- [Exercise materials]
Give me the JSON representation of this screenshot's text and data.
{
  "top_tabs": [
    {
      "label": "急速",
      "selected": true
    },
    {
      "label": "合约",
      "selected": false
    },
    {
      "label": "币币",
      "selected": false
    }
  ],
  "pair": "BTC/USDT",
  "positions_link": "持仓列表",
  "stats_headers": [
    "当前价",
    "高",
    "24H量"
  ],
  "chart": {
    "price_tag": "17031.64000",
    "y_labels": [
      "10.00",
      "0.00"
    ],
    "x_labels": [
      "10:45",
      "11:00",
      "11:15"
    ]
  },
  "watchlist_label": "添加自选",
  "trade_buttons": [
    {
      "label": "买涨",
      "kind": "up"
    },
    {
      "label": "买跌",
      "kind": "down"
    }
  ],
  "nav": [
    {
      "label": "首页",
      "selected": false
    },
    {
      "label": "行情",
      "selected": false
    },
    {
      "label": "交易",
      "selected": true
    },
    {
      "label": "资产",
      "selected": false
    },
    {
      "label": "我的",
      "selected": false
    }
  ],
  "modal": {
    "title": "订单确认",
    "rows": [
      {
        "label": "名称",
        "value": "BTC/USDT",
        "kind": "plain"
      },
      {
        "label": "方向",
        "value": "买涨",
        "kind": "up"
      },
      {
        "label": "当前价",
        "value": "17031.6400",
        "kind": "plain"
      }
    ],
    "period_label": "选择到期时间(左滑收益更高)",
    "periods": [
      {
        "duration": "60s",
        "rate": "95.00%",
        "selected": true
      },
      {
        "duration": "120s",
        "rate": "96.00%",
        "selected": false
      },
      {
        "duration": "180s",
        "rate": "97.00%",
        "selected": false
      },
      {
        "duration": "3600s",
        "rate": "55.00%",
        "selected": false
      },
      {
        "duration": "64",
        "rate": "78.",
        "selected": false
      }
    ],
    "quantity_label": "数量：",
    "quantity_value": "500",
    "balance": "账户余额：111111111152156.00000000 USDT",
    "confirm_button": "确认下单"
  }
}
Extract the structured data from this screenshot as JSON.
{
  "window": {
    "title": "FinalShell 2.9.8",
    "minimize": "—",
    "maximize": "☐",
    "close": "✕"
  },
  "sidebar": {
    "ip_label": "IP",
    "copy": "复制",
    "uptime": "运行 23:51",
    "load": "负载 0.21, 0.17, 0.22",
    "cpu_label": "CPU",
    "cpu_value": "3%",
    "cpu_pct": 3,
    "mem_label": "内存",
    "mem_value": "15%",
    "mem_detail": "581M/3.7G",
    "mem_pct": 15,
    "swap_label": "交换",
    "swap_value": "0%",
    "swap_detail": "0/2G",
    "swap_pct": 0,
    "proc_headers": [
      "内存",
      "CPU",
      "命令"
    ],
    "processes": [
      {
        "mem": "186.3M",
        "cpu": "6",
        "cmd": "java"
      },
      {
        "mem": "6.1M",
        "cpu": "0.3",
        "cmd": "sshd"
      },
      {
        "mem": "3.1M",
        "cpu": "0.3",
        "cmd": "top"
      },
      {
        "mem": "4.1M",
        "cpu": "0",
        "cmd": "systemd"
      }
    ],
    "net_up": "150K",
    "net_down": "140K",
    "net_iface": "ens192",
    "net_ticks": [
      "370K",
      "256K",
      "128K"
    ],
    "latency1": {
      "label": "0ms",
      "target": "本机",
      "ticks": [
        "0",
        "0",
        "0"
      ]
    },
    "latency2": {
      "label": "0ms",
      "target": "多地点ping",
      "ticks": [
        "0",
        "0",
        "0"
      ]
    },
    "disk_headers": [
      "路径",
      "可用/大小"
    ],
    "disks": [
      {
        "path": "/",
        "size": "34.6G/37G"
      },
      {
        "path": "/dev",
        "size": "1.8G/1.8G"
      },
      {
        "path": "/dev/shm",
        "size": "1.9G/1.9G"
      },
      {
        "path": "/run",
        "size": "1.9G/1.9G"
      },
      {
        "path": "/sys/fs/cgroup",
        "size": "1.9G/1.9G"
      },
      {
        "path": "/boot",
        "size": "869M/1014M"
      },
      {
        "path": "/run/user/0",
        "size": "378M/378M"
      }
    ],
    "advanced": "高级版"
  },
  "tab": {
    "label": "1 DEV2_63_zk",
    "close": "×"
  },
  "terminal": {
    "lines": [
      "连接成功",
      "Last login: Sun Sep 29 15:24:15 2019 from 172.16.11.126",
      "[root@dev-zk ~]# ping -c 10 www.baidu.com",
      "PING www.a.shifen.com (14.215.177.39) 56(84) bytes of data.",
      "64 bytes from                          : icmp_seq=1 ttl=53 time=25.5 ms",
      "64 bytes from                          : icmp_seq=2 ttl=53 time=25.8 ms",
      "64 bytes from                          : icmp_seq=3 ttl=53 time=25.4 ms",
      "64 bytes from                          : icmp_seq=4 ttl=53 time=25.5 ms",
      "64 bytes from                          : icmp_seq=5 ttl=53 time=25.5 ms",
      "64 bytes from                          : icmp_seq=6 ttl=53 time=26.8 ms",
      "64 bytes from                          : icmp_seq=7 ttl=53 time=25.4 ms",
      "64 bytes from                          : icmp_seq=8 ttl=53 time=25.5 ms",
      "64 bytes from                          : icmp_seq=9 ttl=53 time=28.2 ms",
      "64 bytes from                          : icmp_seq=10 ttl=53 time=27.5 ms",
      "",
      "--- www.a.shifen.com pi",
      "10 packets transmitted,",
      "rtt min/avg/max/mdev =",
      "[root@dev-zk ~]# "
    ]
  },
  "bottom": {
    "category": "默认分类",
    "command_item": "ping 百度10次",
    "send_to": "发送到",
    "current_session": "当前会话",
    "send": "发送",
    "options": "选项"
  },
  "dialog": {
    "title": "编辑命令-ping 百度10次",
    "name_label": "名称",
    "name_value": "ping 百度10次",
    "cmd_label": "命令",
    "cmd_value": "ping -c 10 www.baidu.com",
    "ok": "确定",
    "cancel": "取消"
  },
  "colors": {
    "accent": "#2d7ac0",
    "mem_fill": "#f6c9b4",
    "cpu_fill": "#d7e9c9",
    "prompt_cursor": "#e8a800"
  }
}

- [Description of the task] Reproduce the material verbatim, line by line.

- [Exercise response]
Give me the JSON representation of this screenshot's text and data.
{
  "top_tabs": [
    {
      "label": "急速",
      "selected": true
    },
    {
      "label": "合约",
      "selected": false
    },
    {
      "label": "币币",
      "selected": false
    }
  ],
  "pair": "BTC/USDT",
  "positions_link": "持仓列表",
  "stats_headers": [
    "当前价",
    "高",
    "24H量"
  ],
  "chart": {
    "price_tag": "17031.64000",
    "y_labels": [
      "10.00",
      "0.00"
    ],
    "x_labels": [
      "10:45",
      "11:00",
      "11:15"
    ]
  },
  "watchlist_label": "添加自选",
  "trade_buttons": [
    {
      "label": "买涨",
      "kind": "up"
    },
    {
      "label": "买跌",
      "kind": "down"
    }
  ],
  "nav": [
    {
      "label": "首页",
      "selected": false
    },
    {
      "label": "行情",
      "selected": false
    },
    {
      "label": "交易",
      "selected": true
    },
    {
      "label": "资产",
      "selected": false
    },
    {
      "label": "我的",
      "selected": false
    }
  ],
  "modal": {
    "title": "订单确认",
    "rows": [
      {
        "label": "名称",
        "value": "BTC/USDT",
        "kind": "plain"
      },
      {
        "label": "方向",
        "value": "买涨",
        "kind": "up"
      },
      {
        "label": "当前价",
        "value": "17031.6400",
        "kind": "plain"
      }
    ],
    "period_label": "选择到期时间(左滑收益更高)",
    "periods": [
      {
        "duration": "60s",
        "rate": "95.00%",
        "selected": true
      },
      {
        "duration": "120s",
        "rate": "96.00%",
        "selected": false
      },
      {
        "duration": "180s",
        "rate": "97.00%",
        "selected": false
      },
      {
        "duration": "3600s",
        "rate": "55.00%",
        "selected": false
      },
      {
        "duration": "64",
        "rate": "78.",
        "selected": false
      }
    ],
    "quantity_label": "数量：",
    "quantity_value": "500",
    "balance": "账户余额：111111111152156.00000000 USDT",
    "confirm_button": "确认下单"
  }
}
Extract the structured data from this screenshot as JSON.
{
  "window": {
    "title": "FinalShell 2.9.8",
    "minimize": "—",
    "maximize": "☐",
    "close": "✕"
  },
  "sidebar": {
    "ip_label": "IP",
    "copy": "复制",
    "uptime": "运行 23:51",
    "load": "负载 0.21, 0.17, 0.22",
    "cpu_label": "CPU",
    "cpu_value": "3%",
    "cpu_pct": 3,
    "mem_label": "内存",
    "mem_value": "15%",
    "mem_detail": "581M/3.7G",
    "mem_pct": 15,
    "swap_label": "交换",
    "swap_value": "0%",
    "swap_detail": "0/2G",
    "swap_pct": 0,
    "proc_headers": [
      "内存",
      "CPU",
      "命令"
    ],
    "processes": [
      {
        "mem": "186.3M",
        "cpu": "6",
        "cmd": "java"
      },
      {
        "mem": "6.1M",
        "cpu": "0.3",
        "cmd": "sshd"
      },
      {
        "mem": "3.1M",
        "cpu": "0.3",
        "cmd": "top"
      },
      {
        "mem": "4.1M",
        "cpu": "0",
        "cmd": "systemd"
      }
    ],
    "net_up": "150K",
    "net_down": "140K",
    "net_iface": "ens192",
    "net_ticks": [
      "370K",
      "256K",
      "128K"
    ],
    "latency1": {
      "label": "0ms",
      "target": "本机",
      "ticks": [
        "0",
        "0",
        "0"
      ]
    },
    "latency2": {
      "label": "0ms",
      "target": "多地点ping",
      "ticks": [
        "0",
        "0",
        "0"
      ]
    },
    "disk_headers": [
      "路径",
      "可用/大小"
    ],
    "disks": [
      {
        "path": "/",
        "size": "34.6G/37G"
      },
      {
        "path": "/dev",
        "size": "1.8G/1.8G"
      },
      {
        "path": "/dev/shm",
        "size": "1.9G/1.9G"
      },
      {
        "path": "/run",
        "size": "1.9G/1.9G"
      },
      {
        "path": "/sys/fs/cgroup",
        "size": "1.9G/1.9G"
      },
      {
        "path": "/boot",
        "size": "869M/1014M"
      },
      {
        "path": "/run/user/0",
        "size": "378M/378M"
      }
    ],
    "advanced": "高级版"
  },
  "tab": {
    "label": "1 DEV2_63_zk",
    "close": "×"
  },
  "terminal": {
    "lines": [
      "连接成功",
      "Last login: Sun Sep 29 15:24:15 2019 from 172.16.11.126",
      "[root@dev-zk ~]# ping -c 10 www.baidu.com",
      "PING www.a.shifen.com (14.215.177.39) 56(84) bytes of data.",
      "64 bytes from                          : icmp_seq=1 ttl=53 time=25.5 ms",
      "64 bytes from                          : icmp_seq=2 ttl=53 time=25.8 ms",
      "64 bytes from                          : icmp_seq=3 ttl=53 time=25.4 ms",
      "64 bytes from                          : icmp_seq=4 ttl=53 time=25.5 ms",
      "64 bytes from                          : icmp_seq=5 ttl=53 time=25.5 ms",
      "64 bytes from                          : icmp_seq=6 ttl=53 time=26.8 ms",
      "64 bytes from                          : icmp_seq=7 ttl=53 time=25.4 ms",
      "64 bytes from                          : icmp_seq=8 ttl=53 time=25.5 ms",
      "64 bytes from                          : icmp_seq=9 ttl=53 time=28.2 ms",
      "64 bytes from                          : icmp_seq=10 ttl=53 time=27.5 ms",
      "",
      "--- www.a.shifen.com pi",
      "10 packets transmitted,",
      "rtt min/avg/max/mdev =",
      "[root@dev-zk ~]# "
    ]
  },
  "bottom": {
    "category": "默认分类",
    "command_item": "ping 百度10次",
    "send_to": "发送到",
    "current_session": "当前会话",
    "send": "发送",
    "options": "选项"
  },
  "dialog": {
    "title": "编辑命令-ping 百度10次",
    "name_label": "名称",
    "name_value": "ping 百度10次",
    "cmd_label": "命令",
    "cmd_value": "ping -c 10 www.baidu.com",
    "ok": "确定",
    "cancel": "取消"
  },
  "colors": {
    "accent": "#2d7ac0",
    "mem_fill": "#f6c9b4",
    "cpu_fill": "#d7e9c9",
    "prompt_cursor": "#e8a800"
  }
}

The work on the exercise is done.